• _RECORDED INFORMATION_:
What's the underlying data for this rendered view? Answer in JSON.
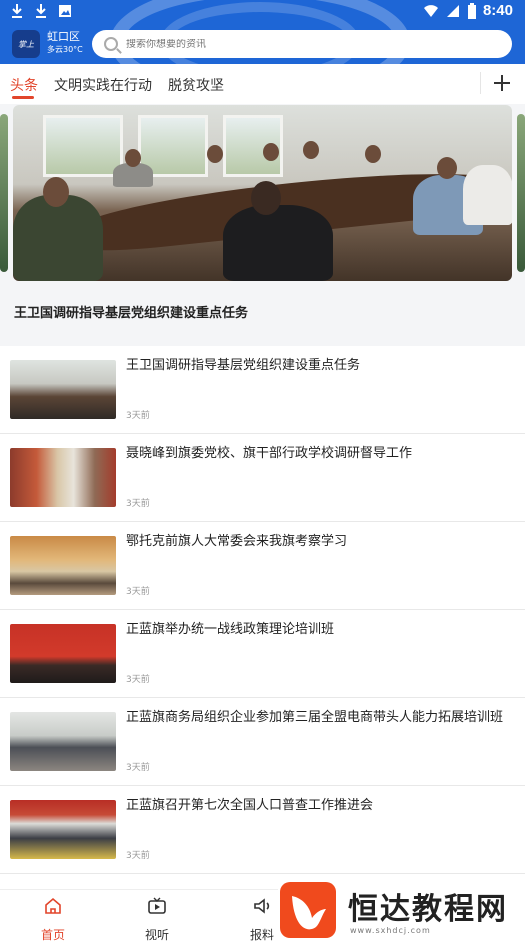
{
  "status_bar": {
    "time": "8:40",
    "left_icons": [
      "download-icon",
      "download-icon",
      "image-icon"
    ],
    "right_icons": [
      "wifi-icon",
      "signal-icon",
      "battery-icon"
    ]
  },
  "header": {
    "location_city": "虹口区",
    "weather": "多云30°C",
    "search_placeholder": "搜索你想要的资讯",
    "brand_color": "#1e66d6"
  },
  "tabs": {
    "items": [
      {
        "label": "头条",
        "active": true
      },
      {
        "label": "文明实践在行动",
        "active": false
      },
      {
        "label": "脱贫攻坚",
        "active": false
      }
    ],
    "add_icon": "plus-icon",
    "accent_color": "#e2452b"
  },
  "banner": {
    "title": "王卫国调研指导基层党组织建设重点任务"
  },
  "news": [
    {
      "title": "王卫国调研指导基层党组织建设重点任务",
      "time": "3天前"
    },
    {
      "title": "聂晓峰到旗委党校、旗干部行政学校调研督导工作",
      "time": "3天前"
    },
    {
      "title": "鄂托克前旗人大常委会来我旗考察学习",
      "time": "3天前"
    },
    {
      "title": "正蓝旗举办统一战线政策理论培训班",
      "time": "3天前"
    },
    {
      "title": "正蓝旗商务局组织企业参加第三届全盟电商带头人能力拓展培训班",
      "time": "3天前"
    },
    {
      "title": "正蓝旗召开第七次全国人口普查工作推进会",
      "time": "3天前"
    }
  ],
  "bottom_nav": [
    {
      "label": "首页",
      "icon": "home-icon",
      "active": true
    },
    {
      "label": "视听",
      "icon": "video-icon",
      "active": false
    },
    {
      "label": "报料",
      "icon": "sound-icon",
      "active": false
    }
  ],
  "watermark": {
    "text": "恒达教程网",
    "url": "www.sxhdcj.com"
  }
}
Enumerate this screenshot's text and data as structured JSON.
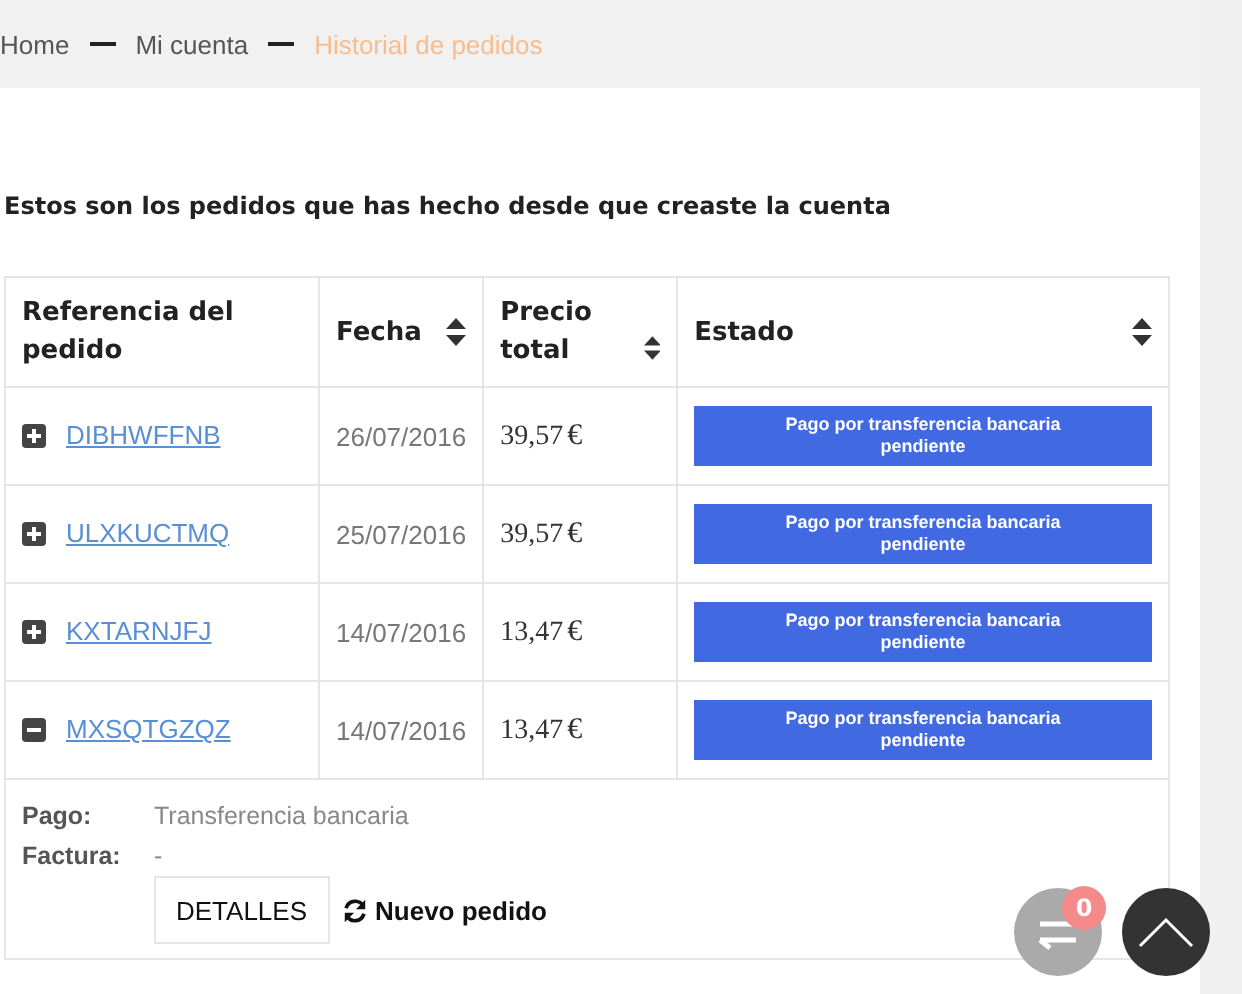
{
  "breadcrumb": [
    {
      "label": "Home",
      "current": false
    },
    {
      "label": "Mi cuenta",
      "current": false
    },
    {
      "label": "Historial de pedidos",
      "current": true
    }
  ],
  "heading": "Estos son los pedidos que has hecho desde que creaste la cuenta",
  "table": {
    "columns": [
      {
        "label": "Referencia del pedido",
        "sortable": false
      },
      {
        "label": "Fecha",
        "sortable": true
      },
      {
        "label": "Precio total",
        "sortable": true
      },
      {
        "label": "Estado",
        "sortable": true
      }
    ],
    "rows": [
      {
        "reference": "DIBHWFFNB",
        "date": "26/07/2016",
        "price": "39,57",
        "currency": "€",
        "status": "Pago por transferencia bancaria pendiente",
        "expanded": false
      },
      {
        "reference": "ULXKUCTMQ",
        "date": "25/07/2016",
        "price": "39,57",
        "currency": "€",
        "status": "Pago por transferencia bancaria pendiente",
        "expanded": false
      },
      {
        "reference": "KXTARNJFJ",
        "date": "14/07/2016",
        "price": "13,47",
        "currency": "€",
        "status": "Pago por transferencia bancaria pendiente",
        "expanded": false
      },
      {
        "reference": "MXSQTGZQZ",
        "date": "14/07/2016",
        "price": "13,47",
        "currency": "€",
        "status": "Pago por transferencia bancaria pendiente",
        "expanded": true
      }
    ]
  },
  "details": {
    "fields": [
      {
        "label": "Pago:",
        "value": "Transferencia bancaria"
      },
      {
        "label": "Factura:",
        "value": "-"
      }
    ],
    "details_button": "DETALLES",
    "reorder_link": "Nuevo pedido"
  },
  "compare_badge": "0"
}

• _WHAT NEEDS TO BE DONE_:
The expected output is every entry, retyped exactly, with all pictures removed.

• _EXPECTED ANSWER_:
What's the underlying data for this rendered view? Answer in JSON.
{
  "status_bar": {
    "time": "8:40",
    "left_icons": [
      "download-icon",
      "download-icon",
      "image-icon"
    ],
    "right_icons": [
      "wifi-icon",
      "signal-icon",
      "battery-icon"
    ]
  },
  "header": {
    "location_city": "虹口区",
    "weather": "多云30°C",
    "search_placeholder": "搜索你想要的资讯",
    "brand_color": "#1e66d6"
  },
  "tabs": {
    "items": [
      {
        "label": "头条",
        "active": true
      },
      {
        "label": "文明实践在行动",
        "active": false
      },
      {
        "label": "脱贫攻坚",
        "active": false
      }
    ],
    "add_icon": "plus-icon",
    "accent_color": "#e2452b"
  },
  "banner": {
    "title": "王卫国调研指导基层党组织建设重点任务"
  },
  "news": [
    {
      "title": "王卫国调研指导基层党组织建设重点任务",
      "time": "3天前"
    },
    {
      "title": "聂晓峰到旗委党校、旗干部行政学校调研督导工作",
      "time": "3天前"
    },
    {
      "title": "鄂托克前旗人大常委会来我旗考察学习",
      "time": "3天前"
    },
    {
      "title": "正蓝旗举办统一战线政策理论培训班",
      "time": "3天前"
    },
    {
      "title": "正蓝旗商务局组织企业参加第三届全盟电商带头人能力拓展培训班",
      "time": "3天前"
    },
    {
      "title": "正蓝旗召开第七次全国人口普查工作推进会",
      "time": "3天前"
    }
  ],
  "bottom_nav": [
    {
      "label": "首页",
      "icon": "home-icon",
      "active": true
    },
    {
      "label": "视听",
      "icon": "video-icon",
      "active": false
    },
    {
      "label": "报料",
      "icon": "sound-icon",
      "active": false
    }
  ],
  "watermark": {
    "text": "恒达教程网",
    "url": "www.sxhdcj.com"
  }
}
Enumerate this screenshot's text and data as structured JSON.
{
  "breadcrumb": [
    {
      "label": "Home",
      "current": false
    },
    {
      "label": "Mi cuenta",
      "current": false
    },
    {
      "label": "Historial de pedidos",
      "current": true
    }
  ],
  "heading": "Estos son los pedidos que has hecho desde que creaste la cuenta",
  "table": {
    "columns": [
      {
        "label": "Referencia del pedido",
        "sortable": false
      },
      {
        "label": "Fecha",
        "sortable": true
      },
      {
        "label": "Precio total",
        "sortable": true
      },
      {
        "label": "Estado",
        "sortable": true
      }
    ],
    "rows": [
      {
        "reference": "DIBHWFFNB",
        "date": "26/07/2016",
        "price": "39,57",
        "currency": "€",
        "status": "Pago por transferencia bancaria pendiente",
        "expanded": false
      },
      {
        "reference": "ULXKUCTMQ",
        "date": "25/07/2016",
        "price": "39,57",
        "currency": "€",
        "status": "Pago por transferencia bancaria pendiente",
        "expanded": false
      },
      {
        "reference": "KXTARNJFJ",
        "date": "14/07/2016",
        "price": "13,47",
        "currency": "€",
        "status": "Pago por transferencia bancaria pendiente",
        "expanded": false
      },
      {
        "reference": "MXSQTGZQZ",
        "date": "14/07/2016",
        "price": "13,47",
        "currency": "€",
        "status": "Pago por transferencia bancaria pendiente",
        "expanded": true
      }
    ]
  },
  "details": {
    "fields": [
      {
        "label": "Pago:",
        "value": "Transferencia bancaria"
      },
      {
        "label": "Factura:",
        "value": "-"
      }
    ],
    "details_button": "DETALLES",
    "reorder_link": "Nuevo pedido"
  },
  "compare_badge": "0"
}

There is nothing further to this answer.